RECORDED INFORMATION:
══════════

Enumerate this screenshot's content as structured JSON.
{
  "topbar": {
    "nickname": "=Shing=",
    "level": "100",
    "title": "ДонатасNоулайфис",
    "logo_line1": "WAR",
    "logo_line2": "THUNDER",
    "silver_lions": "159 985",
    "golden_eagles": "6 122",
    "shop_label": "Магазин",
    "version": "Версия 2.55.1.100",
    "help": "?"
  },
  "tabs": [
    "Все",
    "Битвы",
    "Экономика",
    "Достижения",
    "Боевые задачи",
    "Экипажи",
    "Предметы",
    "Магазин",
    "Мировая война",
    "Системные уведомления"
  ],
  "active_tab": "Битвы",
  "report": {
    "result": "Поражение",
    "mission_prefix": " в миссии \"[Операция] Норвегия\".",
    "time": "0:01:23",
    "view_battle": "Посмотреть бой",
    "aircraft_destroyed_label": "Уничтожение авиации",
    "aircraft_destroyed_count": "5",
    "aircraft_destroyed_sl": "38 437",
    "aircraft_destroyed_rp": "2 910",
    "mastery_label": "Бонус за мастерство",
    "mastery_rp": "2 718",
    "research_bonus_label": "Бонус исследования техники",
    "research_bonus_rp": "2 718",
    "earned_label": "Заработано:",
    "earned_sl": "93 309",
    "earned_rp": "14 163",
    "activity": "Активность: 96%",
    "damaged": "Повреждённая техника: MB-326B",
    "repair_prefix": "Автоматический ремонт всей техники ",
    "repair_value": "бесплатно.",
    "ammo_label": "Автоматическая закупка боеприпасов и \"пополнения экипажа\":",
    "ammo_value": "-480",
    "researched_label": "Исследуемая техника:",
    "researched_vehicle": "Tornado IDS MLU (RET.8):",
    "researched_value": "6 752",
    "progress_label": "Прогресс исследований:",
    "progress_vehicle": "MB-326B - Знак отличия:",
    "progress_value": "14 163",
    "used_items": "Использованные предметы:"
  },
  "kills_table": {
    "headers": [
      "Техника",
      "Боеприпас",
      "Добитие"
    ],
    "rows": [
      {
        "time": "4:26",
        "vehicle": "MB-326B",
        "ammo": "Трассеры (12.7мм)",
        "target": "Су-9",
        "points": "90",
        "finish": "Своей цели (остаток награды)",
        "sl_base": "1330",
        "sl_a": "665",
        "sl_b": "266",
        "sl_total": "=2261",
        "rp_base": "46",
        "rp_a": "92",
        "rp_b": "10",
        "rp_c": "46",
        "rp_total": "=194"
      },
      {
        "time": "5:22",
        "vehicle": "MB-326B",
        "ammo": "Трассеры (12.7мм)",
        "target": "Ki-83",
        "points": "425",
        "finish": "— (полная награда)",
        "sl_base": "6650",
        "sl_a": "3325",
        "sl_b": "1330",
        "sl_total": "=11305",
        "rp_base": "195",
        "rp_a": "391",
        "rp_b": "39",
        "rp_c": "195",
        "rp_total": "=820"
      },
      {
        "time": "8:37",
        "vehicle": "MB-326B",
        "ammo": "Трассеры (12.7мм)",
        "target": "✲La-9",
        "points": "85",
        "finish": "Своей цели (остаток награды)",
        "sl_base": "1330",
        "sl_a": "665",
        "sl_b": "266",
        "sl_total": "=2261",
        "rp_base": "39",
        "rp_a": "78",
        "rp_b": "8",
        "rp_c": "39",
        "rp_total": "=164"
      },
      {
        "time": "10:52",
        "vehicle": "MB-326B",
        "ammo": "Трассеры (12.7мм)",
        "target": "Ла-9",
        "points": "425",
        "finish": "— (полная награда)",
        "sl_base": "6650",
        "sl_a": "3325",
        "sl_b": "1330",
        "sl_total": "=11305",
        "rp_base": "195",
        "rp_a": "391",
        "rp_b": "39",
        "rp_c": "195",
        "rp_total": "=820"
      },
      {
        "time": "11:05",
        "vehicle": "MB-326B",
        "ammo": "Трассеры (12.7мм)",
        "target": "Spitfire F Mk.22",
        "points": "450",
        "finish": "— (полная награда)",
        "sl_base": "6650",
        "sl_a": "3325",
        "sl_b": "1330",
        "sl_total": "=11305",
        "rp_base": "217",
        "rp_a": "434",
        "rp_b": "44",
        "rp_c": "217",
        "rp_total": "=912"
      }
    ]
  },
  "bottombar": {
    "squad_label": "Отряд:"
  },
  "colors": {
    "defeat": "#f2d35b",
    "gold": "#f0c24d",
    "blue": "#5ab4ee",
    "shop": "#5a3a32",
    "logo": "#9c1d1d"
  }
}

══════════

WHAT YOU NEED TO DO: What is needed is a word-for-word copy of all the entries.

YOUR SOLUTION:
Enumerate this screenshot's content as structured JSON.
{
  "topbar": {
    "nickname": "=Shing=",
    "level": "100",
    "title": "ДонатасNоулайфис",
    "logo_line1": "WAR",
    "logo_line2": "THUNDER",
    "silver_lions": "159 985",
    "golden_eagles": "6 122",
    "shop_label": "Магазин",
    "version": "Версия 2.55.1.100",
    "help": "?"
  },
  "tabs": [
    "Все",
    "Битвы",
    "Экономика",
    "Достижения",
    "Боевые задачи",
    "Экипажи",
    "Предметы",
    "Магазин",
    "Мировая война",
    "Системные уведомления"
  ],
  "active_tab": "Битвы",
  "report": {
    "result": "Поражение",
    "mission_prefix": " в миссии \"[Операция] Норвегия\".",
    "time": "0:01:23",
    "view_battle": "Посмотреть бой",
    "aircraft_destroyed_label": "Уничтожение авиации",
    "aircraft_destroyed_count": "5",
    "aircraft_destroyed_sl": "38 437",
    "aircraft_destroyed_rp": "2 910",
    "mastery_label": "Бонус за мастерство",
    "mastery_rp": "2 718",
    "research_bonus_label": "Бонус исследования техники",
    "research_bonus_rp": "2 718",
    "earned_label": "Заработано:",
    "earned_sl": "93 309",
    "earned_rp": "14 163",
    "activity": "Активность: 96%",
    "damaged": "Повреждённая техника: MB-326B",
    "repair_prefix": "Автоматический ремонт всей техники ",
    "repair_value": "бесплатно.",
    "ammo_label": "Автоматическая закупка боеприпасов и \"пополнения экипажа\":",
    "ammo_value": "-480",
    "researched_label": "Исследуемая техника:",
    "researched_vehicle": "Tornado IDS MLU (RET.8):",
    "researched_value": "6 752",
    "progress_label": "Прогресс исследований:",
    "progress_vehicle": "MB-326B - Знак отличия:",
    "progress_value": "14 163",
    "used_items": "Использованные предметы:"
  },
  "kills_table": {
    "headers": [
      "Техника",
      "Боеприпас",
      "Добитие"
    ],
    "rows": [
      {
        "time": "4:26",
        "vehicle": "MB-326B",
        "ammo": "Трассеры (12.7мм)",
        "target": "Су-9",
        "points": "90",
        "finish": "Своей цели (остаток награды)",
        "sl_base": "1330",
        "sl_a": "665",
        "sl_b": "266",
        "sl_total": "=2261",
        "rp_base": "46",
        "rp_a": "92",
        "rp_b": "10",
        "rp_c": "46",
        "rp_total": "=194"
      },
      {
        "time": "5:22",
        "vehicle": "MB-326B",
        "ammo": "Трассеры (12.7мм)",
        "target": "Ki-83",
        "points": "425",
        "finish": "— (полная награда)",
        "sl_base": "6650",
        "sl_a": "3325",
        "sl_b": "1330",
        "sl_total": "=11305",
        "rp_base": "195",
        "rp_a": "391",
        "rp_b": "39",
        "rp_c": "195",
        "rp_total": "=820"
      },
      {
        "time": "8:37",
        "vehicle": "MB-326B",
        "ammo": "Трассеры (12.7мм)",
        "target": "✲La-9",
        "points": "85",
        "finish": "Своей цели (остаток награды)",
        "sl_base": "1330",
        "sl_a": "665",
        "sl_b": "266",
        "sl_total": "=2261",
        "rp_base": "39",
        "rp_a": "78",
        "rp_b": "8",
        "rp_c": "39",
        "rp_total": "=164"
      },
      {
        "time": "10:52",
        "vehicle": "MB-326B",
        "ammo": "Трассеры (12.7мм)",
        "target": "Ла-9",
        "points": "425",
        "finish": "— (полная награда)",
        "sl_base": "6650",
        "sl_a": "3325",
        "sl_b": "1330",
        "sl_total": "=11305",
        "rp_base": "195",
        "rp_a": "391",
        "rp_b": "39",
        "rp_c": "195",
        "rp_total": "=820"
      },
      {
        "time": "11:05",
        "vehicle": "MB-326B",
        "ammo": "Трассеры (12.7мм)",
        "target": "Spitfire F Mk.22",
        "points": "450",
        "finish": "— (полная награда)",
        "sl_base": "6650",
        "sl_a": "3325",
        "sl_b": "1330",
        "sl_total": "=11305",
        "rp_base": "217",
        "rp_a": "434",
        "rp_b": "44",
        "rp_c": "217",
        "rp_total": "=912"
      }
    ]
  },
  "bottombar": {
    "squad_label": "Отряд:"
  },
  "colors": {
    "defeat": "#f2d35b",
    "gold": "#f0c24d",
    "blue": "#5ab4ee",
    "shop": "#5a3a32",
    "logo": "#9c1d1d"
  }
}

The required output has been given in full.